The survey found that 55% of companies have issues finding and retaining young workers, 19% just have trouble finding them, and 8% have problems keeping them.
The top three obstacles for finding qualified young workers are a lack skills or expertise (34%), proper work ethic (25%), and the state’s high cost of living (19%).
The survey found several factors impacting retention, including living costs (37%), competition from other firms offering higher pay and more expansive benefits (27%), and a lack of opportunity for advancement (9%).
How do you get the best out of younger employees?
"Treat them like they're going to be there for a long time," says Botts. "Invest in them, make them feel valued."
Olbrys says employers should "think of millennials as a bellwether for how you should be treating everyone in your organization."
Botts added that "the motivators for younger workers are not much different from the rest of us."
"A lot of it is related to life stage," he said. "You now have millennials who are in their late thirties who are getting married, having kids, and guess what—buying homes."
Semenza said younger workers are often saddled with reputation perceptions generated by the actions of a few. She shared stories of parents calling in sick for their children or a job candidate arriving for an interview with their best friend in tow.
"Ninety-five percent of the people we interview and bring on board are completely professional," she said.
Botts agreed that those types of stories happen in every generation.
"But in this information age, we're able to share those stories more now," he said.
"You need to ask yourself, 'Is this a real trend or a viral story?'"
Businesses need to adapt to millennials, the panelists said, but they don't need to change their company culture.
"Some of the push back in this information/social media/millennial world, particularly for more traditional firms, is we've been doing business this way for a century. I would say embrace that," Botts said.

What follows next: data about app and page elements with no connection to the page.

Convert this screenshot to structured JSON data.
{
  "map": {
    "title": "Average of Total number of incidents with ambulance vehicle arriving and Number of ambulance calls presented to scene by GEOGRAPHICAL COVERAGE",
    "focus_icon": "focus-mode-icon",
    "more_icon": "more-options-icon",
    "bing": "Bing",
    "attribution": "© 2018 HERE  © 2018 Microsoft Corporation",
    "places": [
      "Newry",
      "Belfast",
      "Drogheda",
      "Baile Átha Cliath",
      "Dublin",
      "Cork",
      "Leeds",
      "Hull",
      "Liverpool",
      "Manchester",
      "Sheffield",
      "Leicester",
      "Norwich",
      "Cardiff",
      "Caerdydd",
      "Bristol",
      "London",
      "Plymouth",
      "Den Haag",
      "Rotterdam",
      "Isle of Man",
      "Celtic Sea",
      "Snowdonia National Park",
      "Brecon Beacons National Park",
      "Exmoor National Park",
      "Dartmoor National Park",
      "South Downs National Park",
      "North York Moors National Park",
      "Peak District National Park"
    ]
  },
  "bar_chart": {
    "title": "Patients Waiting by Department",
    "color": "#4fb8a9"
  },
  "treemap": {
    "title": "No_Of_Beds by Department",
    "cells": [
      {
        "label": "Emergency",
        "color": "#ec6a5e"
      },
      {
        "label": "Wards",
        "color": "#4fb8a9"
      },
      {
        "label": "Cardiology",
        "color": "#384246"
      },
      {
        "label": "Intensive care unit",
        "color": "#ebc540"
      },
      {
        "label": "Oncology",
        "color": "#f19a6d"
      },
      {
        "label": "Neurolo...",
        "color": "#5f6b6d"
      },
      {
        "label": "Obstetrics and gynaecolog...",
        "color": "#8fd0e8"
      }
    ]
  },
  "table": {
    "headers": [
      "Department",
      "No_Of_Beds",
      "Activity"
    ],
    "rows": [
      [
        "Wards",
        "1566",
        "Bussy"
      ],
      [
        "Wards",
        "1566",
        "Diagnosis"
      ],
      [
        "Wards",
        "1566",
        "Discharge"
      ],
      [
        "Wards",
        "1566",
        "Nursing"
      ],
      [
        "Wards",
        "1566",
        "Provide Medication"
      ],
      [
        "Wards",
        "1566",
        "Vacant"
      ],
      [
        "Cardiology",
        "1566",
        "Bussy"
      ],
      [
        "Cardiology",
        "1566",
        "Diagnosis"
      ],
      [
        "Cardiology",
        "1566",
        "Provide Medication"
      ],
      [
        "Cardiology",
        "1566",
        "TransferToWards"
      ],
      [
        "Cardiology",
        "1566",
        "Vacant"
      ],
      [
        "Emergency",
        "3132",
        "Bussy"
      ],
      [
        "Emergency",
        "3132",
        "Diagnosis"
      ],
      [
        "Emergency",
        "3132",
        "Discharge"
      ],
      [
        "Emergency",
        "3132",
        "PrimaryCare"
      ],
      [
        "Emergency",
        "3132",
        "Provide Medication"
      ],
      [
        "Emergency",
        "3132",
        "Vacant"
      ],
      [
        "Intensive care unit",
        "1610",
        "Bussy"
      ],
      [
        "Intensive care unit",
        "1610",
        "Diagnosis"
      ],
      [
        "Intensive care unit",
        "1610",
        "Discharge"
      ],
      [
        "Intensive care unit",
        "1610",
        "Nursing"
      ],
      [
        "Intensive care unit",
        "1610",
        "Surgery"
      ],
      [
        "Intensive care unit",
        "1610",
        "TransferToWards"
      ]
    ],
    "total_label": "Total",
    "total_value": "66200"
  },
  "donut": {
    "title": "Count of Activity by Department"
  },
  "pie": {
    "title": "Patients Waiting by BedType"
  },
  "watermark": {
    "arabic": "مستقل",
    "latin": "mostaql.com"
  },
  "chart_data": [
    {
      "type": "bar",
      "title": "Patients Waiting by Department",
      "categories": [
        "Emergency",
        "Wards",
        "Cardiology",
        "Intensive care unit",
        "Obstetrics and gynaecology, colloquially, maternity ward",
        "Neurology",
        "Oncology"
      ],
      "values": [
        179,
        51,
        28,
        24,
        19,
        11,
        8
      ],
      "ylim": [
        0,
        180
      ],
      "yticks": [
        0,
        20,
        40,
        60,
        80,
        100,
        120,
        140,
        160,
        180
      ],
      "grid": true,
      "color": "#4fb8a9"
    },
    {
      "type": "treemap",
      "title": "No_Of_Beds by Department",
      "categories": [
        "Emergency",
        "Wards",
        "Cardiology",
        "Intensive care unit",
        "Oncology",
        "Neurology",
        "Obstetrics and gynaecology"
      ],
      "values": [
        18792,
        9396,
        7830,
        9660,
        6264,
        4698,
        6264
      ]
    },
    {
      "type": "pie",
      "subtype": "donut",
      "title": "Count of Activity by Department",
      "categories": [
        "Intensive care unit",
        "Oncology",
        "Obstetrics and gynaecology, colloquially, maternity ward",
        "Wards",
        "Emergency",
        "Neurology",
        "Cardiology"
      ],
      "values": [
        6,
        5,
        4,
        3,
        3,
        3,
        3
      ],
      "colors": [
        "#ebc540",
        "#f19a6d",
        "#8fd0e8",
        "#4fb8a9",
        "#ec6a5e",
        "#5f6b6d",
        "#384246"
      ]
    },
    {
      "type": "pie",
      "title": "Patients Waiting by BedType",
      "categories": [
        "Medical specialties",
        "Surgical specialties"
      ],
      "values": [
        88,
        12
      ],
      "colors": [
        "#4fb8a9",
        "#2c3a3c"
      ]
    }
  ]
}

"Embrace your culture and communicate that.
"Younger talent wants to be part of an organization that knows who they are, and communicates and lives that out."